Stanford Scholars Examine Outcome Of Military Strike Against Syria
Senior Lecturer Allen Weiner joins several other Stanford scholars to discuss the implications of military action against Syria in this Q&A.
The Obama administration says there is no doubt that Syrian President Bashar al-Assad was responsible for a recent chemical weapons attack near Damascus, which Syrian opposition forces and human rights groups allege killed hundreds of civilians.
Secretary of State John Kerry called the attack a "moral obscenity" and the White House has vowed to respond – though the question of how is still being debated.
As the United States weighs its options and rallies its allies for a possible military strike, Stanford scholars examine the intelligence and discuss the implications of military action against Syria. Those scholars are:
•Allen Weiner, a CISAC affiliated faculty member and co-director of the Stanford Program in International Law at Stanford Law School
If it's confirmed that Syria did use chemical weapons against its own people, is this a violation of the Geneva or Chemical Weapons Conventions?
Weiner: A chemical weapons attack of the kind that's been described in the media certainly violates the laws of war. Syria, as it happens, is one of only a few countries in the world that is not a party to the Chemical Weapons Convention. Nevertheless, the prohibition on the use of chemical weapons in warfare is a longstanding rule. It is reflected in both the 1907 Hague Convention regulating the conduct of war and the 1925 Protocol for the Prohibition of the Use in War of Asphyxiating, Poisonous or Other Gases, and of Bacteriological Methods of Warfare. (Syria is a party to the 1925 Convention.) The use of a weapon like this also violates the prohibition in the 1977 Geneva Protocols and customary international law on indiscriminate attacks that are incapable of distinguishing between permissible military targets, on the one hand, and the prohibited targeting of civilians and civilian objects, on the other.
If Damascus has violated the conventions, are there non-military actions that can be taken?
Weiner: The illegal use of chemical weapons is a violation of a jus cogens norm, i.e., a duty owed to all states, which means states would have the right to respond to the breach. Such an attack would presumably be a basis for the unilateral imposition of sanctions or severance of relations with Syria. There's an open question under international law whether states not directly injured by Syria's actions could take "countermeasures" that would otherwise be illegal as a way of responding to Syria's illegal action. Under a traditional reading of international law, a violation like this does not give rise to the right by other states to use force against Syria absent an authorization under Chapter VII of the U.N. Charter by the Security Council.
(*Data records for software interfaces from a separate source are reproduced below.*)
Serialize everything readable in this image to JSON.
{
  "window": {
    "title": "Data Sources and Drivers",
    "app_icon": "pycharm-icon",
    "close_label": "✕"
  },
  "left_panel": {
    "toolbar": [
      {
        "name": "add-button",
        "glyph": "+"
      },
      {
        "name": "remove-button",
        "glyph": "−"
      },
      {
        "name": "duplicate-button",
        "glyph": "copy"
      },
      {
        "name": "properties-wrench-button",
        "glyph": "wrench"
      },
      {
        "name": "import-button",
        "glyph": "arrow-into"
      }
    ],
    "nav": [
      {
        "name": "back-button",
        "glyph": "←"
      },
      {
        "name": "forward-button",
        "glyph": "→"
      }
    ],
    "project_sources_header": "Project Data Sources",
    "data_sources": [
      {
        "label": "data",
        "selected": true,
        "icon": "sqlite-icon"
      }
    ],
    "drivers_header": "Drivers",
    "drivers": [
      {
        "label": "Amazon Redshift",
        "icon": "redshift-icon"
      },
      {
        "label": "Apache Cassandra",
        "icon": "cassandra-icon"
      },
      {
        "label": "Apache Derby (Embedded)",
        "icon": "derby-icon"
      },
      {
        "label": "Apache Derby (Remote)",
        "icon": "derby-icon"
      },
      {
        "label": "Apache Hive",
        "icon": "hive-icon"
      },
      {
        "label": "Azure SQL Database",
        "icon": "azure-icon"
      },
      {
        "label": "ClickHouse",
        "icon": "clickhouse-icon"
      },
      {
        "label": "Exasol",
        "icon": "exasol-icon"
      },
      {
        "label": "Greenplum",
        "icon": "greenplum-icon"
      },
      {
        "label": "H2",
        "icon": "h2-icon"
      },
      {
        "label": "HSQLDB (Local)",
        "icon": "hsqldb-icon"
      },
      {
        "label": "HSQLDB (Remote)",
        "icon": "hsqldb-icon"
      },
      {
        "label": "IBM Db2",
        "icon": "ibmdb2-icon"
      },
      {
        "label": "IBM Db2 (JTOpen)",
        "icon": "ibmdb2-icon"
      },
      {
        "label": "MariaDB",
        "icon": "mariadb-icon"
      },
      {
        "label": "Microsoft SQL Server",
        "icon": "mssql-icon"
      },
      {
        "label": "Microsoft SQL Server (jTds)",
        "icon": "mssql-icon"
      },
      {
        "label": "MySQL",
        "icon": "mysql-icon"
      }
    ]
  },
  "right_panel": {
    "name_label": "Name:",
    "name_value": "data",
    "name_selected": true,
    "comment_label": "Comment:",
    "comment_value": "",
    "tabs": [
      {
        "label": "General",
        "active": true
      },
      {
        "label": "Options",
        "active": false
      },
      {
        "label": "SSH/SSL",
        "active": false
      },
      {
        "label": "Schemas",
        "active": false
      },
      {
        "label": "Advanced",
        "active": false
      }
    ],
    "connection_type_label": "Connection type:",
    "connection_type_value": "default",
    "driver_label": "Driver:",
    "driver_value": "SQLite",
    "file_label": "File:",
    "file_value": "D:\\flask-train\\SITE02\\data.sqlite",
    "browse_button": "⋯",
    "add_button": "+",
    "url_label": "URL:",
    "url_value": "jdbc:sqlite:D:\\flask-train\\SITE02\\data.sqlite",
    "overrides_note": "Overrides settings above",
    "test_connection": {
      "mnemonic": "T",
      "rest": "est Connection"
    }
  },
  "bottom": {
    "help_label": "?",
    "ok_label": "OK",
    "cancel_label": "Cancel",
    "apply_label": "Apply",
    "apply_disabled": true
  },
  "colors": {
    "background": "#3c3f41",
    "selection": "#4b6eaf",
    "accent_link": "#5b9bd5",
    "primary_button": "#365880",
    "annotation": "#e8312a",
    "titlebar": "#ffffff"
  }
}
Are there legal means for Washington to bypass the Security Council, knowing that Russia and China would veto any call to action against Syria?
Weiner: Under the U.N. Charter, a state may use force against another state without Security Council authorization only if it is the victim of an armed attack. Most commentators believe this has been expanded to include the right to use force against an imminent threat of attack. But under the prevailing reading of the U.N. Charter, a mere "threat" to U.S. national security would not provide a justification for the use of force.
But the Obama administration is arguing that Assad's actions pose a direct threat to U.S. national security?
Weiner: Some international lawyers – but not very many – argue that there is a right of humanitarian intervention under international law that would permit states to use force even without Security Council approval to stop widespread atrocities against its own population. But this remains a contested position, and most states, including the United States, have not to date embraced a legal right of humanitarian intervention.
What are some recent precedents in which the U.S. intervened militarily?
Weiner: The situation in Syria is not unlike the one faced in Kosovo in 1999, when a U.S.-led coalition did use force to stop atrocities that the Milosevic regime was committing against Kosovar Albanians. As part of its justification for the use of force, the United States cited the ongoing humanitarian crisis and the growing security threat to the region. What's interesting is that the U.S. was careful to characterize its use of force in Kosovo as "legitimate," rather than "legal." I am among those observers who think that choice of words was intentional, and that the U.S. during the Kosovo campaign advanced a moral and political justification for a use of force that it recognized was technically unlawful.